## ASSIGNMENT
Return each line of the entries that mentions the word "into".

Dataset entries
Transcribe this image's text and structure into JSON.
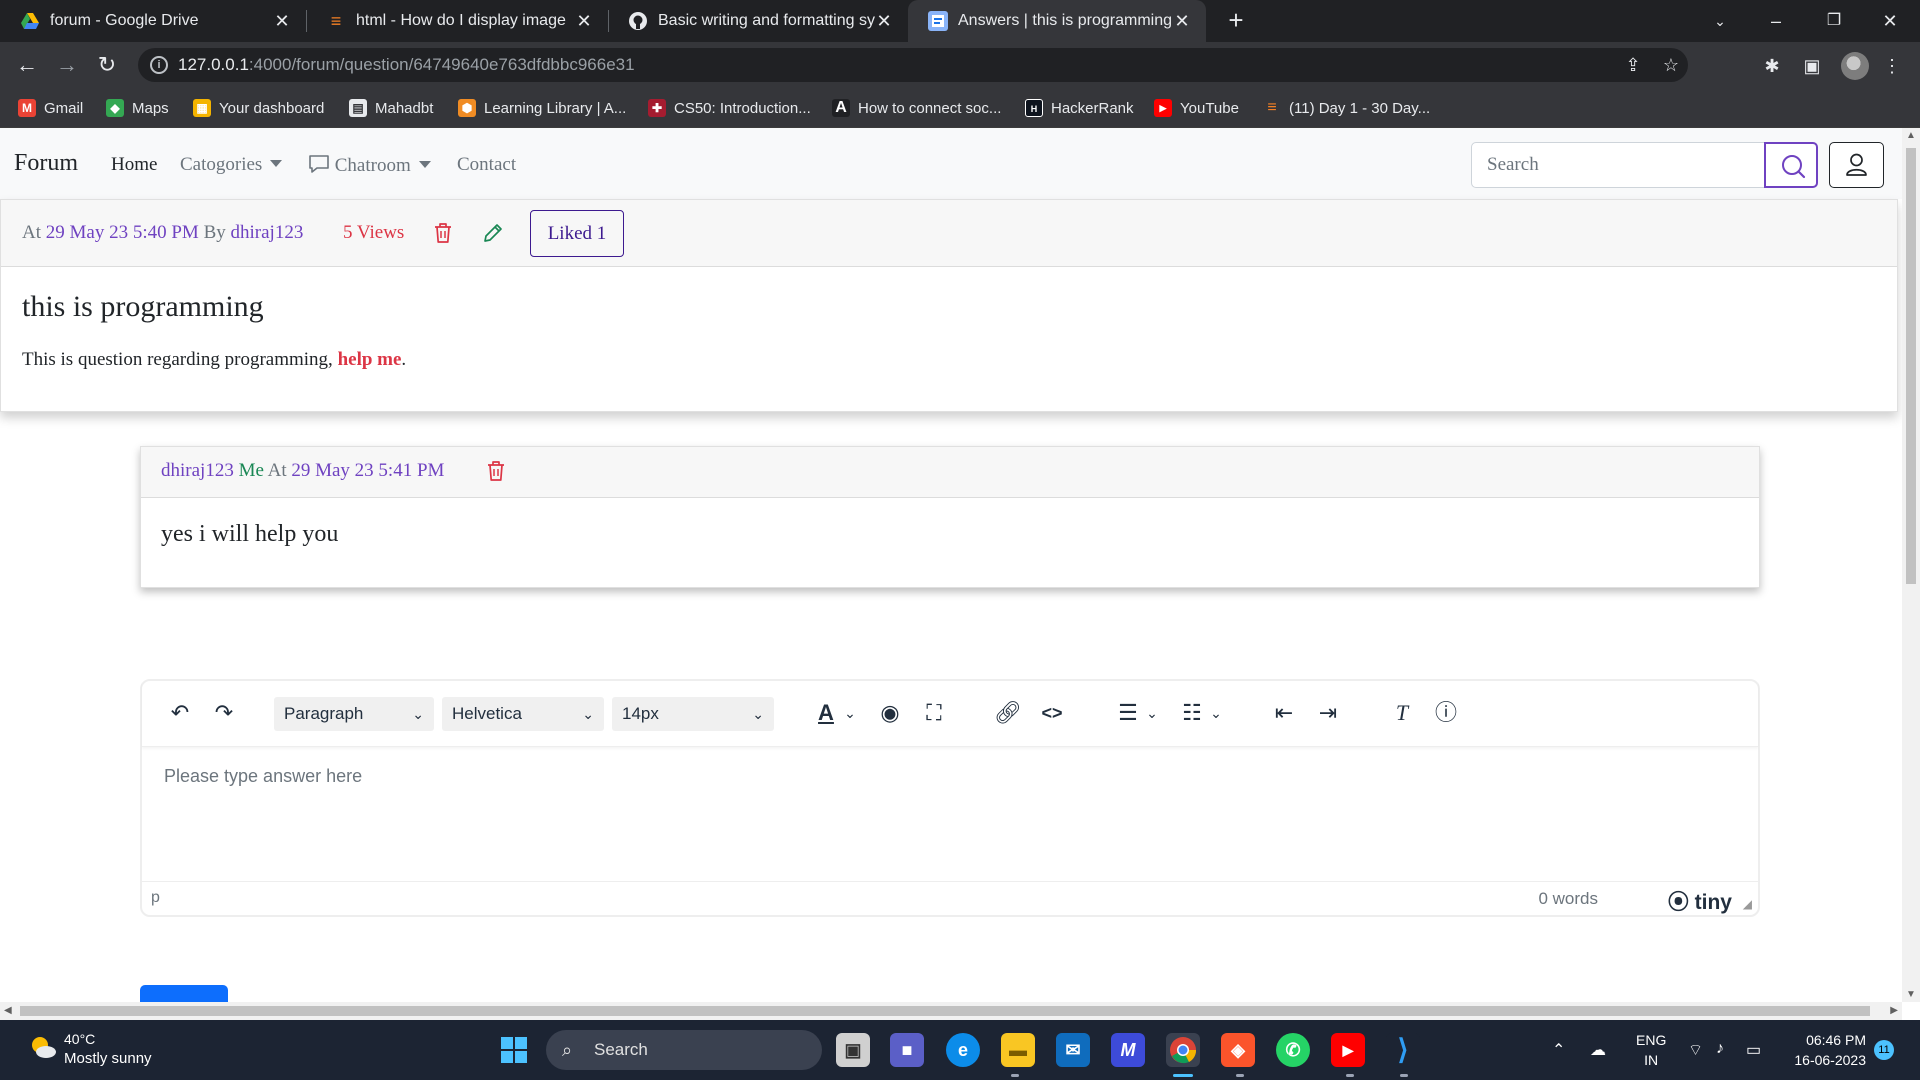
{
  "browser": {
    "tabs": [
      {
        "title": "forum - Google Drive",
        "active": false
      },
      {
        "title": "html - How do I display images from",
        "active": false
      },
      {
        "title": "Basic writing and formatting syntax",
        "active": false
      },
      {
        "title": "Answers | this is programming",
        "active": true
      }
    ],
    "url_host": "127.0.0.1",
    "url_path": ":4000/forum/question/64749640e763dfdbbc966e31",
    "bookmarks": [
      {
        "label": "Gmail",
        "icon": "gmail-icon",
        "color": "#ea4335",
        "glyph": "M"
      },
      {
        "label": "Maps",
        "icon": "maps-icon",
        "color": "#34a853",
        "glyph": "◆"
      },
      {
        "label": "Your dashboard",
        "icon": "dashboard-icon",
        "color": "#f4b400",
        "glyph": "▦"
      },
      {
        "label": "Mahadbt",
        "icon": "document-icon",
        "color": "#e8eaed",
        "glyph": "▤"
      },
      {
        "label": "Learning Library | A...",
        "icon": "aws-icon",
        "color": "#f08c24",
        "glyph": "⬢"
      },
      {
        "label": "CS50: Introduction...",
        "icon": "harvard-icon",
        "color": "#a51c30",
        "glyph": "✚"
      },
      {
        "label": "How to connect soc...",
        "icon": "a-letter-icon",
        "color": "#202124",
        "glyph": "A"
      },
      {
        "label": "HackerRank",
        "icon": "hackerrank-icon",
        "color": "#0e141e",
        "glyph": "H"
      },
      {
        "label": "YouTube",
        "icon": "youtube-icon",
        "color": "#ff0000",
        "glyph": "▶"
      },
      {
        "label": "(11) Day 1 - 30 Day...",
        "icon": "stackoverflow-icon",
        "color": "#f48024",
        "glyph": "≡"
      }
    ]
  },
  "nav": {
    "brand": "Forum",
    "home": "Home",
    "categories": "Catogories",
    "chatroom": "Chatroom",
    "contact": "Contact",
    "search_placeholder": "Search"
  },
  "question": {
    "at_label": "At",
    "date": "29 May 23 5:40 PM",
    "by_label": "By",
    "author": "dhiraj123",
    "views": "5 Views",
    "liked": "Liked 1",
    "title": "this is programming",
    "body_prefix": "This is question regarding programming, ",
    "body_bold": "help me",
    "body_suffix": "."
  },
  "answer": {
    "author": "dhiraj123",
    "me_label": "Me",
    "at_label": "At",
    "date": "29 May 23 5:41 PM",
    "text": "yes i will help you"
  },
  "editor": {
    "block_format": "Paragraph",
    "font_family": "Helvetica",
    "font_size": "14px",
    "placeholder": "Please type answer here",
    "path": "p",
    "word_count": "0 words",
    "brand": "tiny"
  },
  "taskbar": {
    "temperature": "40°C",
    "weather": "Mostly sunny",
    "search": "Search",
    "lang_line1": "ENG",
    "lang_line2": "IN",
    "time": "06:46 PM",
    "date": "16-06-2023",
    "notifications": "11"
  },
  "colors": {
    "accent_purple": "#6f42c1",
    "danger_red": "#dc3545",
    "success_green": "#198754"
  }
}
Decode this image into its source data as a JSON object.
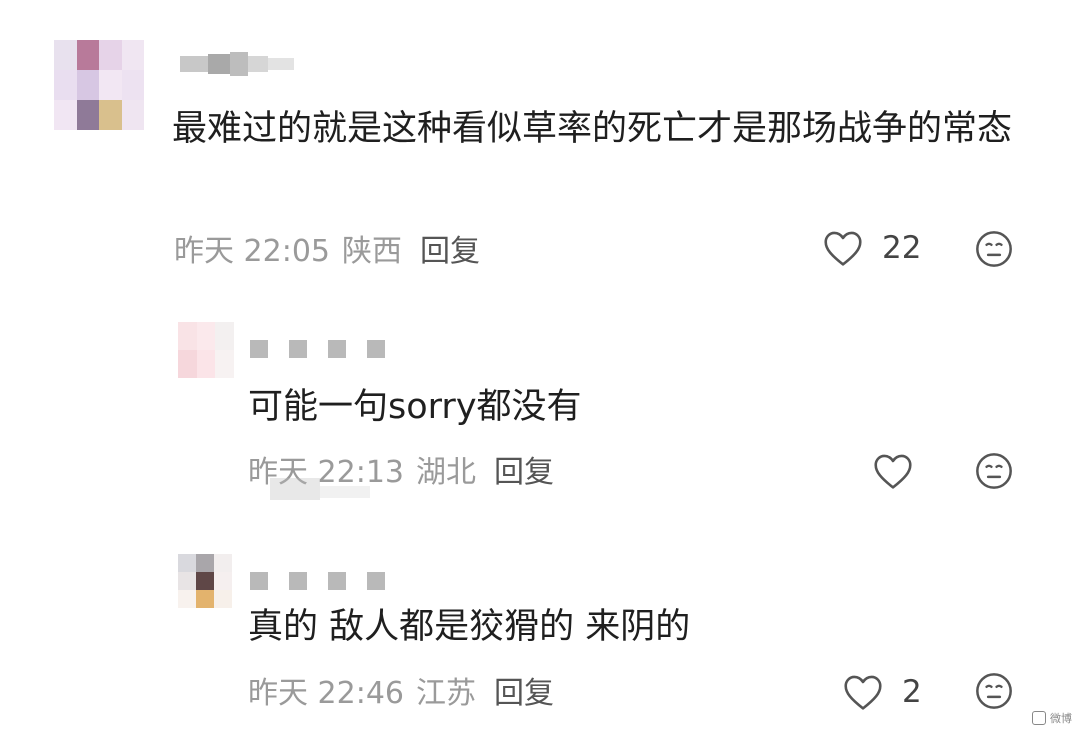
{
  "comments": [
    {
      "content": "最难过的就是这种看似草率的死亡才是那场战争的常态",
      "time": "昨天 22:05",
      "location": "陕西",
      "reply_label": "回复",
      "like_count": "22",
      "avatar_colors": [
        "#e8e1ee",
        "#b87a9a",
        "#e6d3e8",
        "#f0e6f2",
        "#e9def0",
        "#d7c7e3",
        "#f2e7f3",
        "#ede2f1",
        "#f1e6f3",
        "#8f7a98",
        "#d9c08d",
        "#efe5f1"
      ]
    },
    {
      "content": "可能一句sorry都没有",
      "time": "昨天 22:13",
      "location": "湖北",
      "reply_label": "回复",
      "like_count": "",
      "avatar_colors": [
        "#f9e3e6",
        "#fbe9ec",
        "#f3f0f0",
        "#f6d7dc",
        "#fbe4e8",
        "#f7f2f2"
      ]
    },
    {
      "content": "真的 敌人都是狡猾的 来阴的",
      "time": "昨天 22:46",
      "location": "江苏",
      "reply_label": "回复",
      "like_count": "2",
      "avatar_colors": [
        "#d9d9de",
        "#a9a6aa",
        "#f2eeee",
        "#e8e4e5",
        "#5f4747",
        "#f5efef",
        "#f8f2ee",
        "#e3b36d",
        "#f7f0ea"
      ]
    }
  ],
  "watermark": {
    "text": "微博"
  },
  "colors": {
    "text_primary": "#1f1f1f",
    "text_meta": "#9a9a9a",
    "icon": "#555555"
  },
  "icons": [
    "heart-outline-icon",
    "smile-neutral-icon"
  ]
}
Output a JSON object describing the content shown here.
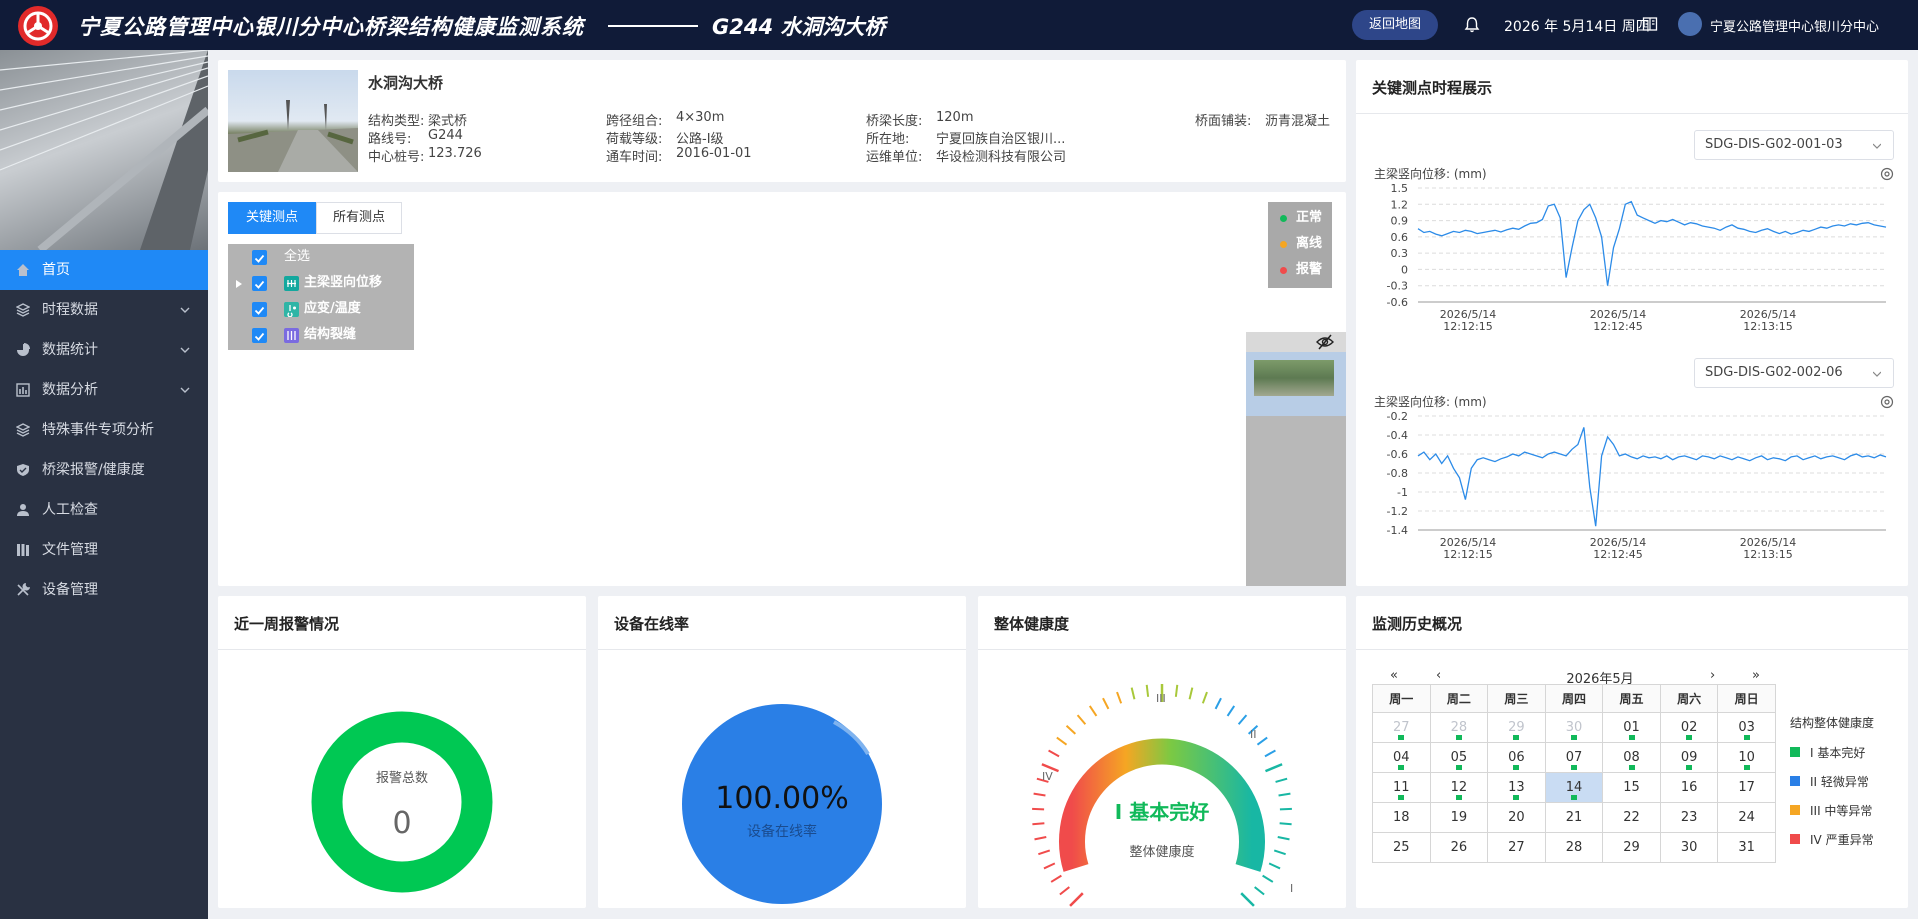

## EXERCISE OUTPUT
Transcribe this image's text and structure into JSON.
Decode this image into its source data as a JSON object.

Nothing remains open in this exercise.